  38. P. Boya, R. A. González-Polo, N. Casares et al., “Inhibition of macroautophagy triggers apoptosis,” Molecular and Cellular Biology, vol. 25, no. 3, pp. 1025–1040, 2005. View at: Publisher Site | Google Scholar
  39. Y. Kouroku, E. Fujita, I. Tanida et al., “ER stress (PERK/eIF2α phosphorylation) mediates the polyglutamine-induced LC3 conversion, an essential step for autophagy formation,” Cell Death and Differentiation, vol. 14, no. 2, pp. 230–239, 2007. View at: Publisher Site | Google Scholar

Copyright © 2010 Chi-Hsiao Yeh et al. This is an open access article distributed under the Creative Commons Attribution License, which permits unrestricted use, distribution, and reproduction in any medium, provided the original work is properly cited.

More related articles

 PDF Download Citation Citation
 Download other formatsMore
 Order printed copiesOrder

Related articles

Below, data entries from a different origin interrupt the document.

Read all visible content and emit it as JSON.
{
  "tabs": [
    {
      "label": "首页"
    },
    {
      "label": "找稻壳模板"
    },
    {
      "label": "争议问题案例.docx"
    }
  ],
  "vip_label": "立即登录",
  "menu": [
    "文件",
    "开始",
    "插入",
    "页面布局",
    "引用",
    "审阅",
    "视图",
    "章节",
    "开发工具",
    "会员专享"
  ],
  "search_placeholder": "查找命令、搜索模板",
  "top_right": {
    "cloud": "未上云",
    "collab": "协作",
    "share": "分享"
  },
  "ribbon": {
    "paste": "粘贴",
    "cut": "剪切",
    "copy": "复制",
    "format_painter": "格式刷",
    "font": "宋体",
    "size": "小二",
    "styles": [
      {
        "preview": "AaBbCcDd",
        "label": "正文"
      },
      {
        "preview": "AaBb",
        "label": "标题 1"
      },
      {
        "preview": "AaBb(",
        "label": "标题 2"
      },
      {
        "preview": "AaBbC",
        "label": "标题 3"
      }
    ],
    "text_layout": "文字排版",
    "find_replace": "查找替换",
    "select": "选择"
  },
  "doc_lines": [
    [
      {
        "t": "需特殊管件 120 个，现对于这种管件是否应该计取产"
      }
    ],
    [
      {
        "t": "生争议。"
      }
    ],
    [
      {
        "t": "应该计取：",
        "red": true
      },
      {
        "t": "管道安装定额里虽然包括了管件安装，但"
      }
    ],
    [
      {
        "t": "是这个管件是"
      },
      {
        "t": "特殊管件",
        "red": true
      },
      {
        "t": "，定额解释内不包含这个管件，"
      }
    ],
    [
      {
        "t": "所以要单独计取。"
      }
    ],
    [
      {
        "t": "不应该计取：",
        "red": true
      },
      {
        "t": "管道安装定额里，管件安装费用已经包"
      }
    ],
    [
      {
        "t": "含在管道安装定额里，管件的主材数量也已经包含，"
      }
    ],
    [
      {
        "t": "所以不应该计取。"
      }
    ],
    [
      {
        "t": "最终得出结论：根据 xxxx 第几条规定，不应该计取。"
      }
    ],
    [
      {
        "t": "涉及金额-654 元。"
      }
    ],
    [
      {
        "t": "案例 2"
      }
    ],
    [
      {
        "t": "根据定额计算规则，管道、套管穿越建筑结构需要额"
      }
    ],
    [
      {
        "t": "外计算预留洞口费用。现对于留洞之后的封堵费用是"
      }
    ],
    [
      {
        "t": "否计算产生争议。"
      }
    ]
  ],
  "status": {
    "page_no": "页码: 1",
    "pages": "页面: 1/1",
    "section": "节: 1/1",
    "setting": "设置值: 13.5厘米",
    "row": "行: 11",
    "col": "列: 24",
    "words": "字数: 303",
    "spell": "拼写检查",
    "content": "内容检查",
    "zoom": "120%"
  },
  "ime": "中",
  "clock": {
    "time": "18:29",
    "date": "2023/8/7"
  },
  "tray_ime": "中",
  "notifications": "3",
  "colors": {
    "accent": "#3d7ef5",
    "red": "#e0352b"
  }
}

We are committed to sharing findings related to COVID-19 as quickly as possible. We will be providing unlimited waivers of publication charges for accepted research articles as well as case reports and case series related to COVID-19. Review articles are excluded from this waiver policy. Sign up here as a reviewer to help fast-track new submissions.